Semester 4 Ring Theory and Linear Algebra 1 Characteristics

Lesson 1 : Mathematical expression
Transcription
Applications of inclusion maps
Inclusion maps tend to be homomorphisms of algebraic structures; thus, such inclusion maps are embeddings. More precisely, given a substructure closed under some operations, the inclusion map will be an embedding for tautological reasons. For example, for some binary operation to require that is simply to say that is consistently computed in the substructure and the large structure. The case of a unary operation is similar; but one should also look at nullary operations, which pick out a constant element. Here the point is that closure means such constants must already be given in the substructure.
Inclusion maps are seen in algebraic topology where if is a strong deformation retract of the inclusion map yields an isomorphism between all homotopy groups (that is, it is a homotopy equivalence).
Inclusion maps in geometry come in different kinds: for example embeddings of submanifolds. Contravariant objects (which is to say, objects that have pullbacks; these are called covariant in an older and unrelated terminology) such as differential forms restrict to submanifolds, giving a mapping in the other direction. Another example, more sophisticated, is that of affine schemes, for which the inclusions and may be different morphisms, where is a commutative ring and is an ideal of
See also
 Cofibration – continuous mapping between topological spaces

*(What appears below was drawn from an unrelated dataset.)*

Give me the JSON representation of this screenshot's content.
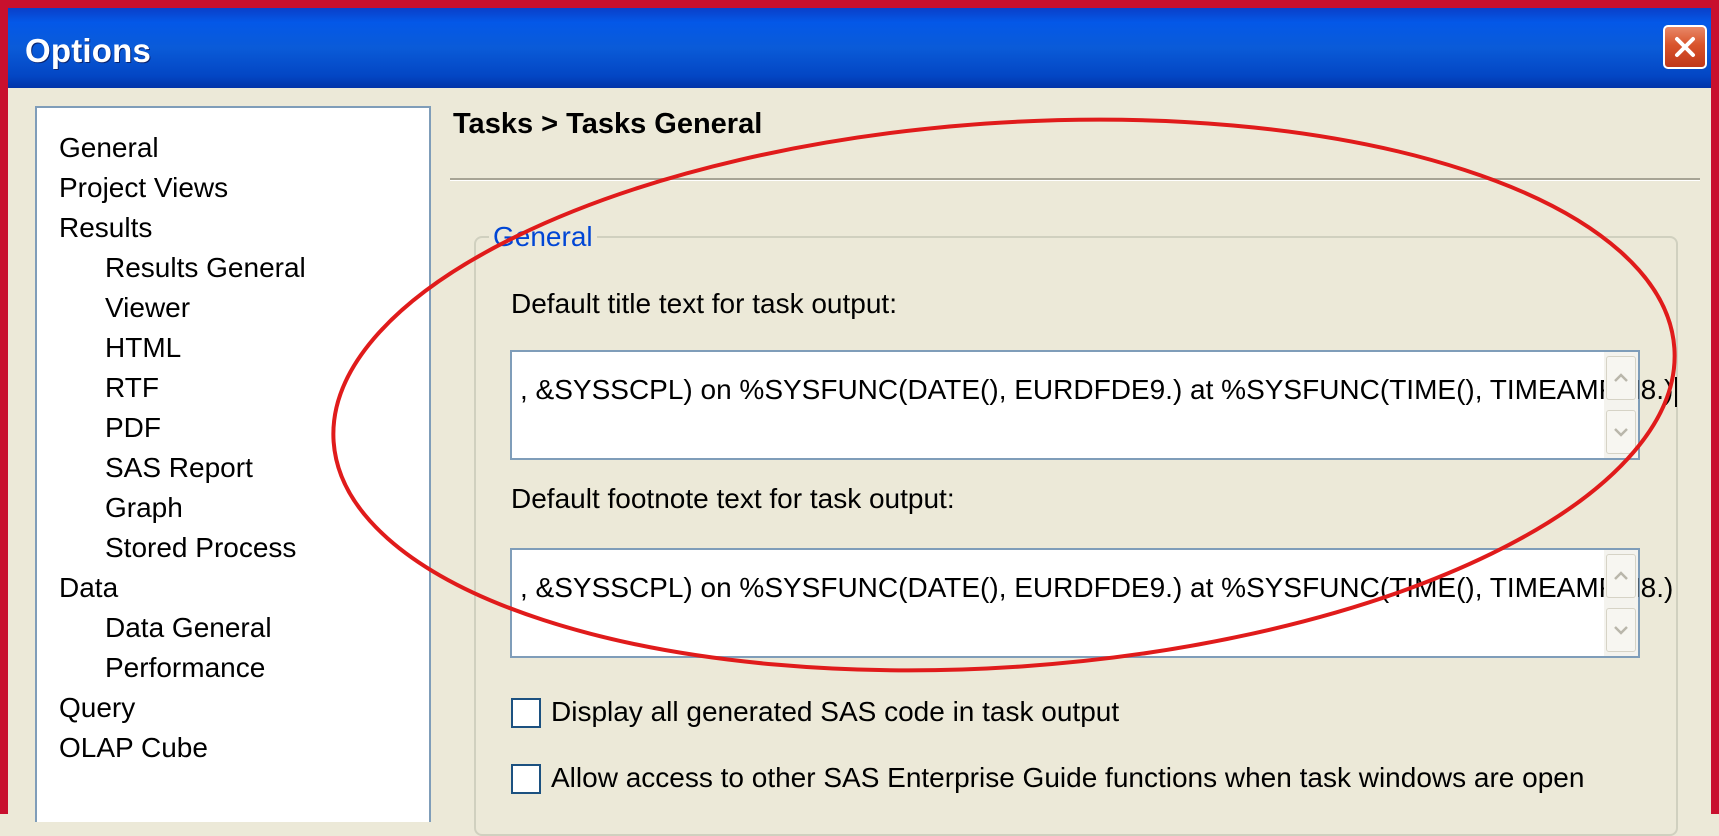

 Identity function – In mathematics, a function that always returns the same value that was used as its argument
References
 ^ MacLane, S.; Birkhoff, G. (1967). Algebra. Providence, RI: AMS Chelsea Publishing. p. 5. ISBN 0821816462.
Note that "insertion" is a function S → U and "inclusion" a relation S ⊂ U; every inclusion relation gives rise to an insertion function.
 ^ "Arrows – Unicode" (PDF). Unicode Consortium. Retrieved 20170207.
 ^ Chevalley, C. (1956). Fundamental Concepts of Algebra. New York, NY: Academic Press. p. 1. ISBN 0121720500.